(Materials provided begins)
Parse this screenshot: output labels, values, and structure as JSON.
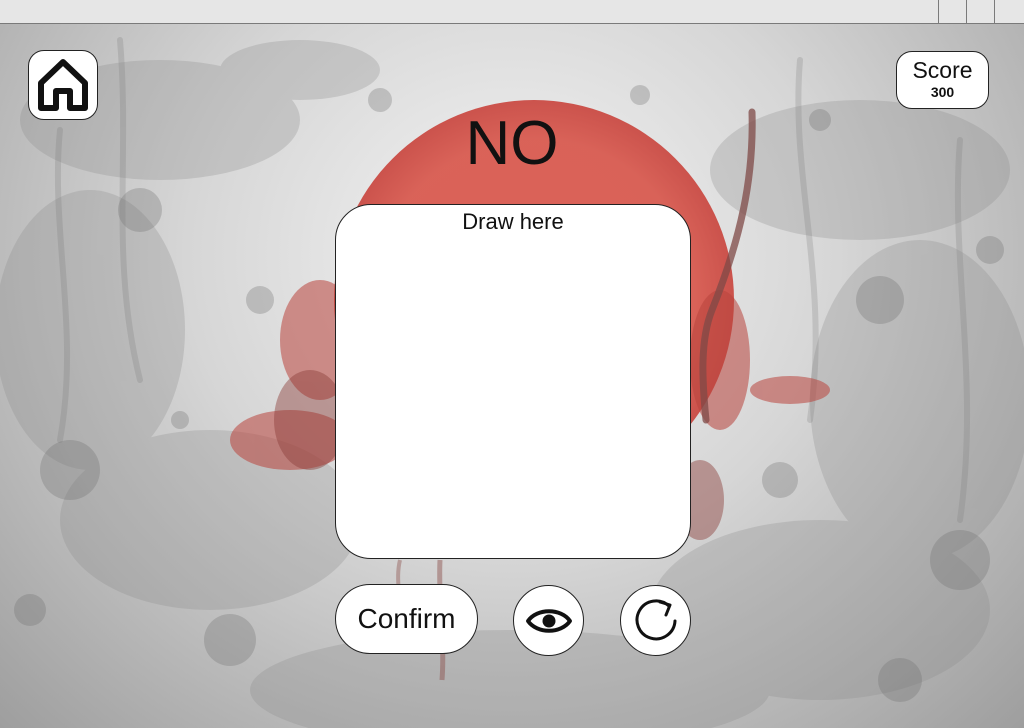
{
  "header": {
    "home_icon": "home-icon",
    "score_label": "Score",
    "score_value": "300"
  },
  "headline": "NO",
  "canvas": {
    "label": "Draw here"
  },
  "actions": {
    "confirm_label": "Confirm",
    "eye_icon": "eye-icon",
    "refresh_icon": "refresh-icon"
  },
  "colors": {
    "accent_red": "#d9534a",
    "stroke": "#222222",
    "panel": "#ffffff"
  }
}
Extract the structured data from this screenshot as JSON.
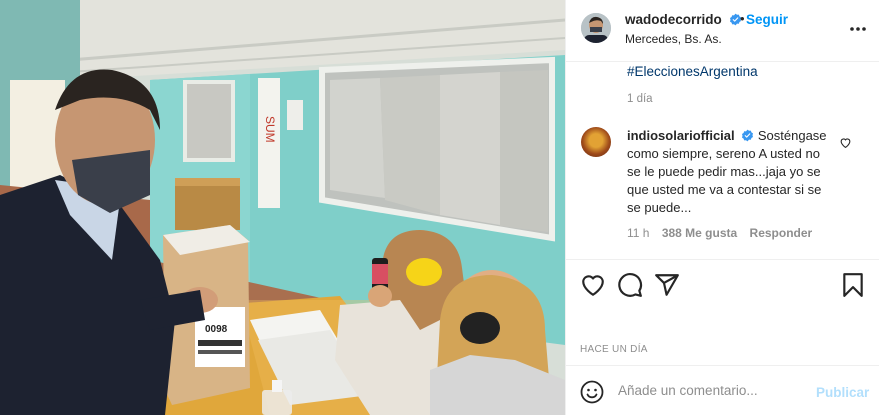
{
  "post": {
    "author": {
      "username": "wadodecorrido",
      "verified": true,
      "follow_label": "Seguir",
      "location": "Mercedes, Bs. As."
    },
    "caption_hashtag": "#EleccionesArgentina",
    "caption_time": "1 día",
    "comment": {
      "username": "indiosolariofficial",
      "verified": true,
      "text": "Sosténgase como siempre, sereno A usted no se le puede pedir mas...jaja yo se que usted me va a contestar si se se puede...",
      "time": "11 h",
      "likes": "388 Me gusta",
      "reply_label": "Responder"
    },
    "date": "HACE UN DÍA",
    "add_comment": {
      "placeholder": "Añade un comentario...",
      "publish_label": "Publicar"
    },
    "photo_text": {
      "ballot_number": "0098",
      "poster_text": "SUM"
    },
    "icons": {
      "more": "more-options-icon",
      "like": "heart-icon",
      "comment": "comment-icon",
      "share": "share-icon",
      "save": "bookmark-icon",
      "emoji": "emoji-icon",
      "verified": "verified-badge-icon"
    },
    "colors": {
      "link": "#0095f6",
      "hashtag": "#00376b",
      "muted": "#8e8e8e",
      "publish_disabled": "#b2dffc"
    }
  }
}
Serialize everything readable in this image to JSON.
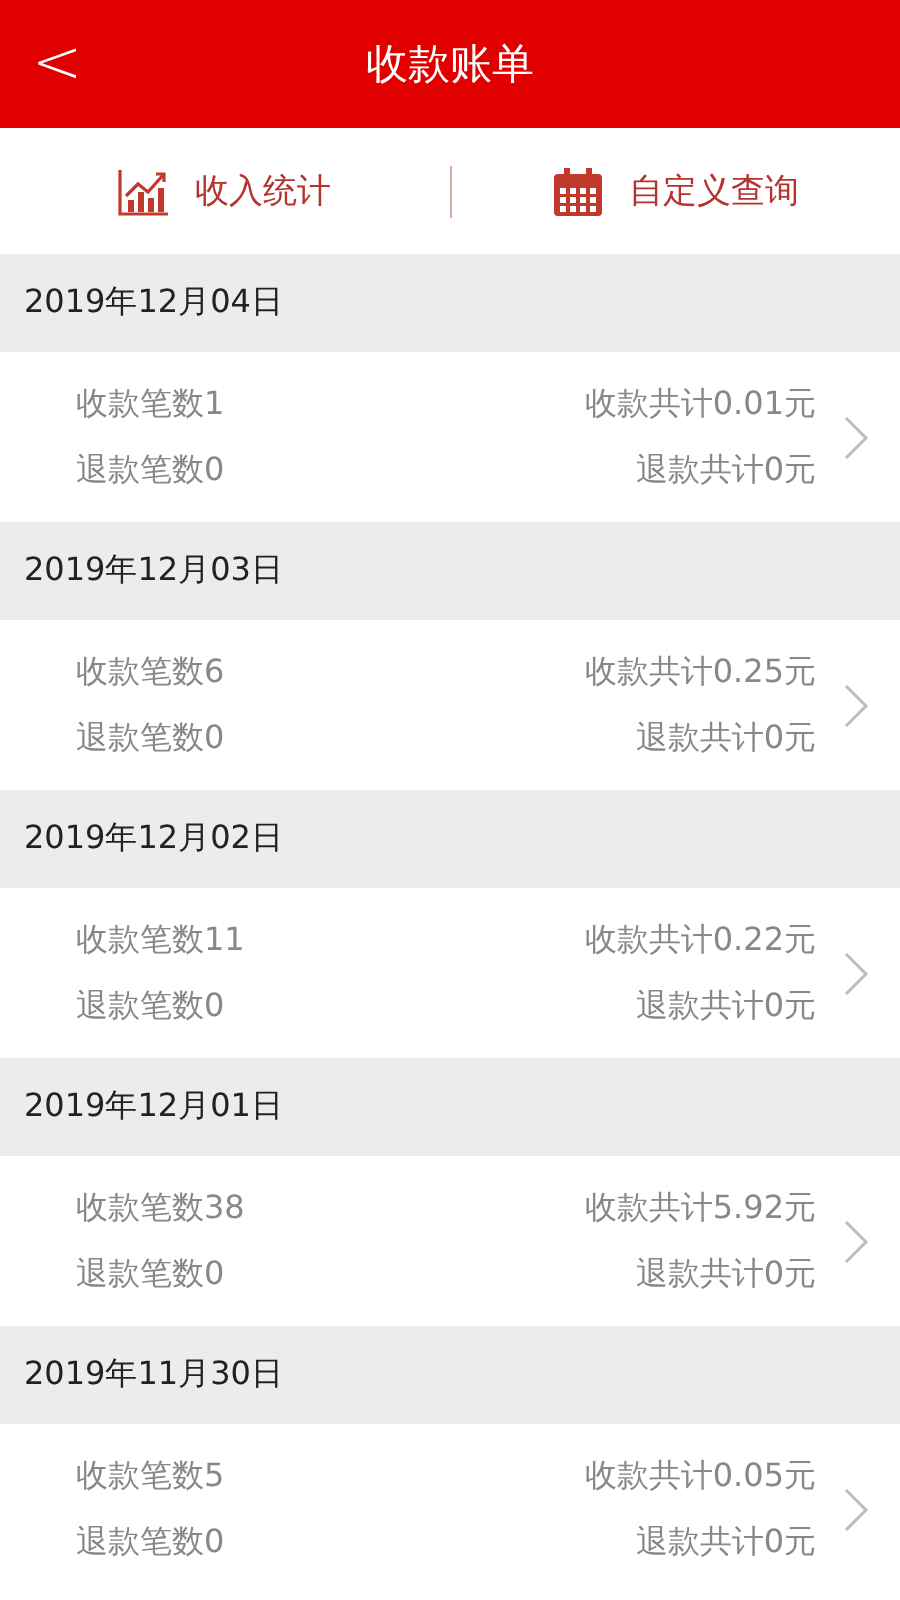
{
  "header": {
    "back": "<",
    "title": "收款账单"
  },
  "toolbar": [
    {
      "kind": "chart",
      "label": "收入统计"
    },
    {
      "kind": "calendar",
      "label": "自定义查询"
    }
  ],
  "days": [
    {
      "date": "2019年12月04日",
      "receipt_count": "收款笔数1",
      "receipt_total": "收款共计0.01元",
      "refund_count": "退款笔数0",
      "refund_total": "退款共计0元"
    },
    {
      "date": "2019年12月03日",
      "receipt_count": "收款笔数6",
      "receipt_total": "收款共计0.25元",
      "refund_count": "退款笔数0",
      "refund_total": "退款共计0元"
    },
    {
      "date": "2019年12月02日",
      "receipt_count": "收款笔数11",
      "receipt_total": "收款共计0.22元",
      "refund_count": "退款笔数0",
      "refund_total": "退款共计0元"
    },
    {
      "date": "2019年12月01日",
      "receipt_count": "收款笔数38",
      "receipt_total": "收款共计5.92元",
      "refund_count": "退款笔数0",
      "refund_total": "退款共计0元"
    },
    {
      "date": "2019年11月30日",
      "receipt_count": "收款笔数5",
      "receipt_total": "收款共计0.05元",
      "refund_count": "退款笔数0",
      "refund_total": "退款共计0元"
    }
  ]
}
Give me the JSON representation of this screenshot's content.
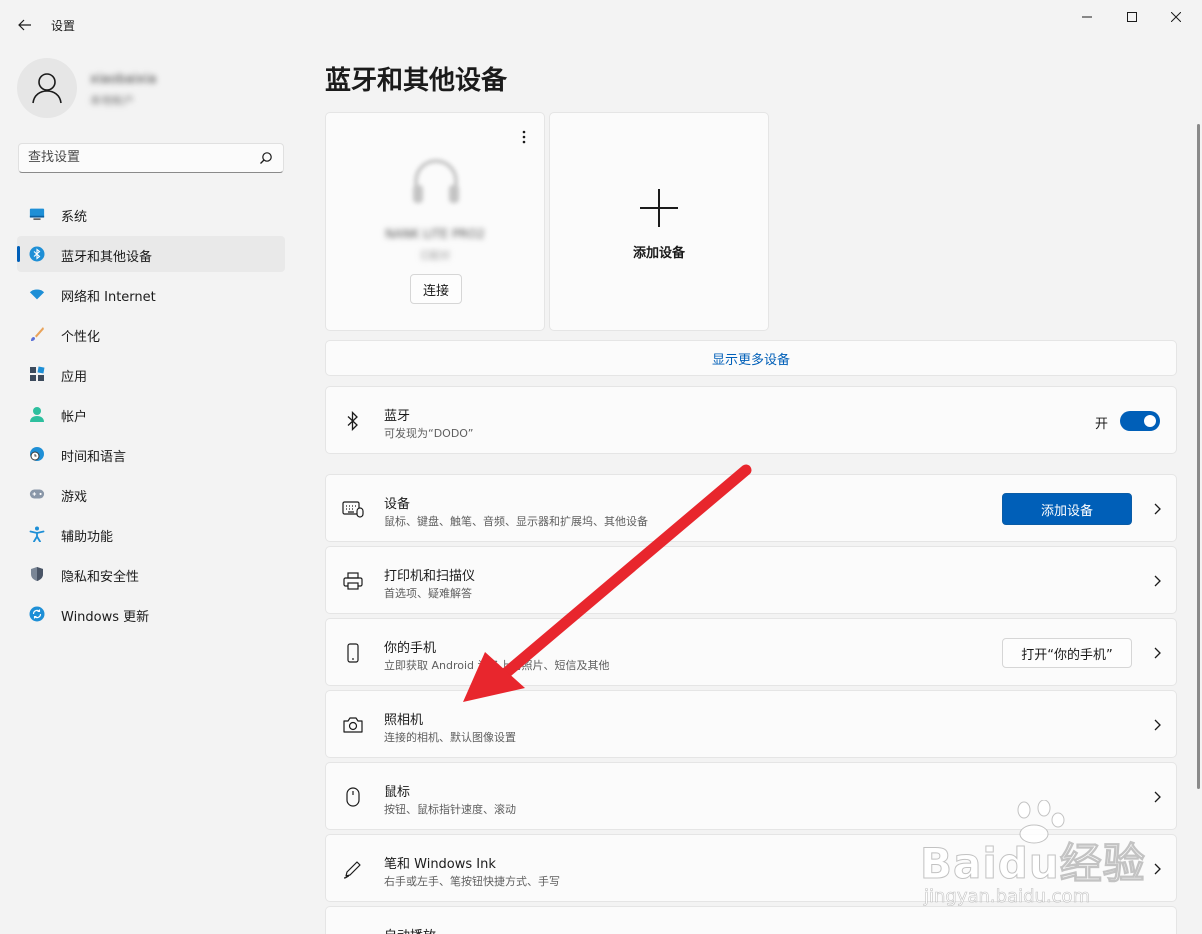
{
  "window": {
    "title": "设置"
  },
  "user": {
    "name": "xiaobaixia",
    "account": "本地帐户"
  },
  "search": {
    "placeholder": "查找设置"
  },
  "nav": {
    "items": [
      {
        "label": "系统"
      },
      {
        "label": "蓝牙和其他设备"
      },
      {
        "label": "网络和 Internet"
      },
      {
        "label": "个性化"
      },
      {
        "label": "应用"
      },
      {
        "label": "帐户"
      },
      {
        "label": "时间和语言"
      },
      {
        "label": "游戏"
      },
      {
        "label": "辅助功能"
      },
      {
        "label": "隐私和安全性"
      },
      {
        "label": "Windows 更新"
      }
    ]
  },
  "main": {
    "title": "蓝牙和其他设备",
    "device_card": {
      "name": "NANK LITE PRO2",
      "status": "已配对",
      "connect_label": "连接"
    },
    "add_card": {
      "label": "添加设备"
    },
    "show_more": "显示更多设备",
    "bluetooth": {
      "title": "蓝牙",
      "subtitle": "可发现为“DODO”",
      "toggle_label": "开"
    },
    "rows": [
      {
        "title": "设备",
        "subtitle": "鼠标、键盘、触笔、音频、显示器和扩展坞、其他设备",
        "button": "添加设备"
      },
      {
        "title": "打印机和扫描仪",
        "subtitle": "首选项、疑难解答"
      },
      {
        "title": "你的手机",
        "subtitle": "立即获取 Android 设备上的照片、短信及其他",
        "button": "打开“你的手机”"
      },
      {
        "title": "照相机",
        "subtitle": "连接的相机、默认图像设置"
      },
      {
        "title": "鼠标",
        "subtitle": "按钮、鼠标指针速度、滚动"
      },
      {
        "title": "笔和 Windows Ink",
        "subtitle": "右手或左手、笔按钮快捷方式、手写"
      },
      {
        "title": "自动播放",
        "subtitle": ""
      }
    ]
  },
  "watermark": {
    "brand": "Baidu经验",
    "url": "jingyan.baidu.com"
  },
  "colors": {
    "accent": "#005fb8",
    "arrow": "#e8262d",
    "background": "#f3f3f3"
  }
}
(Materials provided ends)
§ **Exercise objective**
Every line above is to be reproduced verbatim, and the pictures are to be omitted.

§ **Exercise result**
Parse this screenshot: output labels, values, and structure as JSON.
{
  "header": {
    "home_icon": "home-icon",
    "score_label": "Score",
    "score_value": "300"
  },
  "headline": "NO",
  "canvas": {
    "label": "Draw here"
  },
  "actions": {
    "confirm_label": "Confirm",
    "eye_icon": "eye-icon",
    "refresh_icon": "refresh-icon"
  },
  "colors": {
    "accent_red": "#d9534a",
    "stroke": "#222222",
    "panel": "#ffffff"
  }
}
Extract the structured data from this screenshot as JSON.
{
  "post": {
    "author": {
      "username": "wadodecorrido",
      "verified": true,
      "follow_label": "Seguir",
      "location": "Mercedes, Bs. As."
    },
    "caption_hashtag": "#EleccionesArgentina",
    "caption_time": "1 día",
    "comment": {
      "username": "indiosolariofficial",
      "verified": true,
      "text": "Sosténgase como siempre, sereno A usted no se le puede pedir mas...jaja yo se que usted me va a contestar si se se puede...",
      "time": "11 h",
      "likes": "388 Me gusta",
      "reply_label": "Responder"
    },
    "date": "HACE UN DÍA",
    "add_comment": {
      "placeholder": "Añade un comentario...",
      "publish_label": "Publicar"
    },
    "photo_text": {
      "ballot_number": "0098",
      "poster_text": "SUM"
    },
    "icons": {
      "more": "more-options-icon",
      "like": "heart-icon",
      "comment": "comment-icon",
      "share": "share-icon",
      "save": "bookmark-icon",
      "emoji": "emoji-icon",
      "verified": "verified-badge-icon"
    },
    "colors": {
      "link": "#0095f6",
      "hashtag": "#00376b",
      "muted": "#8e8e8e",
      "publish_disabled": "#b2dffc"
    }
  }
}
Serialize everything readable in this image to JSON.
{
  "header": {
    "back": "<",
    "title": "收款账单"
  },
  "toolbar": [
    {
      "kind": "chart",
      "label": "收入统计"
    },
    {
      "kind": "calendar",
      "label": "自定义查询"
    }
  ],
  "days": [
    {
      "date": "2019年12月04日",
      "receipt_count": "收款笔数1",
      "receipt_total": "收款共计0.01元",
      "refund_count": "退款笔数0",
      "refund_total": "退款共计0元"
    },
    {
      "date": "2019年12月03日",
      "receipt_count": "收款笔数6",
      "receipt_total": "收款共计0.25元",
      "refund_count": "退款笔数0",
      "refund_total": "退款共计0元"
    },
    {
      "date": "2019年12月02日",
      "receipt_count": "收款笔数11",
      "receipt_total": "收款共计0.22元",
      "refund_count": "退款笔数0",
      "refund_total": "退款共计0元"
    },
    {
      "date": "2019年12月01日",
      "receipt_count": "收款笔数38",
      "receipt_total": "收款共计5.92元",
      "refund_count": "退款笔数0",
      "refund_total": "退款共计0元"
    },
    {
      "date": "2019年11月30日",
      "receipt_count": "收款笔数5",
      "receipt_total": "收款共计0.05元",
      "refund_count": "退款笔数0",
      "refund_total": "退款共计0元"
    }
  ]
}
Give me the JSON representation of this screenshot's content.
{
  "window": {
    "title": "设置"
  },
  "user": {
    "name": "xiaobaixia",
    "account": "本地帐户"
  },
  "search": {
    "placeholder": "查找设置"
  },
  "nav": {
    "items": [
      {
        "label": "系统"
      },
      {
        "label": "蓝牙和其他设备"
      },
      {
        "label": "网络和 Internet"
      },
      {
        "label": "个性化"
      },
      {
        "label": "应用"
      },
      {
        "label": "帐户"
      },
      {
        "label": "时间和语言"
      },
      {
        "label": "游戏"
      },
      {
        "label": "辅助功能"
      },
      {
        "label": "隐私和安全性"
      },
      {
        "label": "Windows 更新"
      }
    ]
  },
  "main": {
    "title": "蓝牙和其他设备",
    "device_card": {
      "name": "NANK LITE PRO2",
      "status": "已配对",
      "connect_label": "连接"
    },
    "add_card": {
      "label": "添加设备"
    },
    "show_more": "显示更多设备",
    "bluetooth": {
      "title": "蓝牙",
      "subtitle": "可发现为“DODO”",
      "toggle_label": "开"
    },
    "rows": [
      {
        "title": "设备",
        "subtitle": "鼠标、键盘、触笔、音频、显示器和扩展坞、其他设备",
        "button": "添加设备"
      },
      {
        "title": "打印机和扫描仪",
        "subtitle": "首选项、疑难解答"
      },
      {
        "title": "你的手机",
        "subtitle": "立即获取 Android 设备上的照片、短信及其他",
        "button": "打开“你的手机”"
      },
      {
        "title": "照相机",
        "subtitle": "连接的相机、默认图像设置"
      },
      {
        "title": "鼠标",
        "subtitle": "按钮、鼠标指针速度、滚动"
      },
      {
        "title": "笔和 Windows Ink",
        "subtitle": "右手或左手、笔按钮快捷方式、手写"
      },
      {
        "title": "自动播放",
        "subtitle": ""
      }
    ]
  },
  "watermark": {
    "brand": "Baidu经验",
    "url": "jingyan.baidu.com"
  },
  "colors": {
    "accent": "#005fb8",
    "arrow": "#e8262d",
    "background": "#f3f3f3"
  }
}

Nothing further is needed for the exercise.